> _Required work_:
Your answer should be every line of the records that contains the word "text".

━━ Material provided ━━

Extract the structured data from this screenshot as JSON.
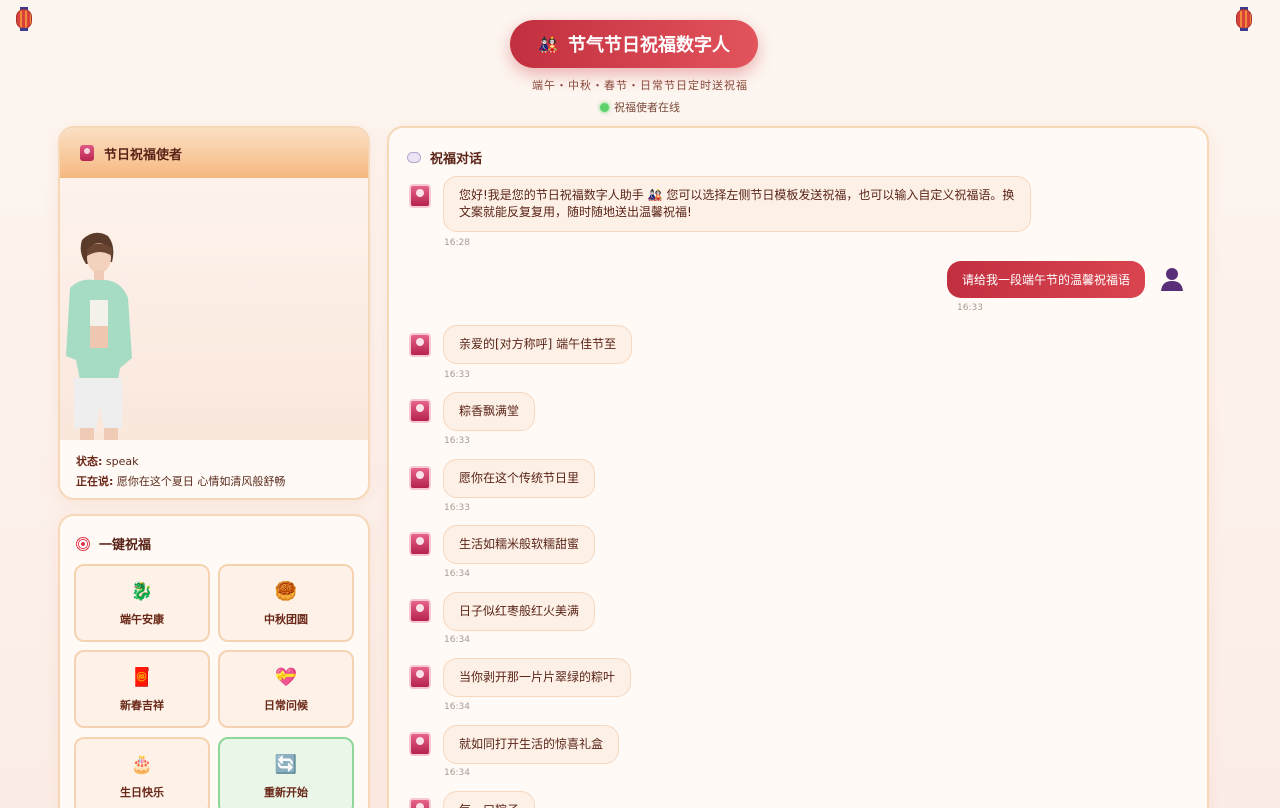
{
  "header": {
    "title": "节气节日祝福数字人",
    "title_icon": "🎎",
    "subtitle": "端午・中秋・春节・日常节日定时送祝福",
    "status": "祝福使者在线"
  },
  "avatar_panel": {
    "title": "节日祝福使者",
    "status_label": "状态:",
    "status_value": "speak",
    "speaking_label": "正在说:",
    "speaking_value": "愿你在这个夏日 心情如清风般舒畅"
  },
  "quick": {
    "title": "一键祝福",
    "buttons": [
      {
        "label": "端午安康",
        "icon": "🐉"
      },
      {
        "label": "中秋团圆",
        "icon": "🥮"
      },
      {
        "label": "新春吉祥",
        "icon": "🧧"
      },
      {
        "label": "日常问候",
        "icon": "💝"
      },
      {
        "label": "生日快乐",
        "icon": "🎂"
      },
      {
        "label": "重新开始",
        "icon": "🔄"
      }
    ]
  },
  "chat": {
    "title": "祝福对话",
    "intro": {
      "text": "您好!我是您的节日祝福数字人助手 🎎 您可以选择左侧节日模板发送祝福，也可以输入自定义祝福语。换文案就能反复复用，随时随地送出温馨祝福!",
      "time": "16:28"
    },
    "user": {
      "text": "请给我一段端午节的温馨祝福语",
      "time": "16:33"
    },
    "replies": [
      {
        "text": "亲爱的[对方称呼] 端午佳节至",
        "time": "16:33"
      },
      {
        "text": "粽香飘满堂",
        "time": "16:33"
      },
      {
        "text": "愿你在这个传统节日里",
        "time": "16:33"
      },
      {
        "text": "生活如糯米般软糯甜蜜",
        "time": "16:34"
      },
      {
        "text": "日子似红枣般红火美满",
        "time": "16:34"
      },
      {
        "text": "当你剥开那一片片翠绿的粽叶",
        "time": "16:34"
      },
      {
        "text": "就如同打开生活的惊喜礼盒",
        "time": "16:34"
      },
      {
        "text": "每一口粽子",
        "time": ""
      }
    ]
  },
  "colors": {
    "accent": "#c22f3f",
    "online": "#5bd36a"
  }
}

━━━

> _Result_:
      "text": "您好!我是您的节日祝福数字人助手 🎎 您可以选择左侧节日模板发送祝福，也可以输入自定义祝福语。换文案就能反复复用，随时随地送出温馨祝福!",
      "text": "请给我一段端午节的温馨祝福语",
        "text": "亲爱的[对方称呼] 端午佳节至",
        "text": "粽香飘满堂",
        "text": "愿你在这个传统节日里",
        "text": "生活如糯米般软糯甜蜜",
        "text": "日子似红枣般红火美满",
        "text": "当你剥开那一片片翠绿的粽叶",
        "text": "就如同打开生活的惊喜礼盒",
        "text": "每一口粽子",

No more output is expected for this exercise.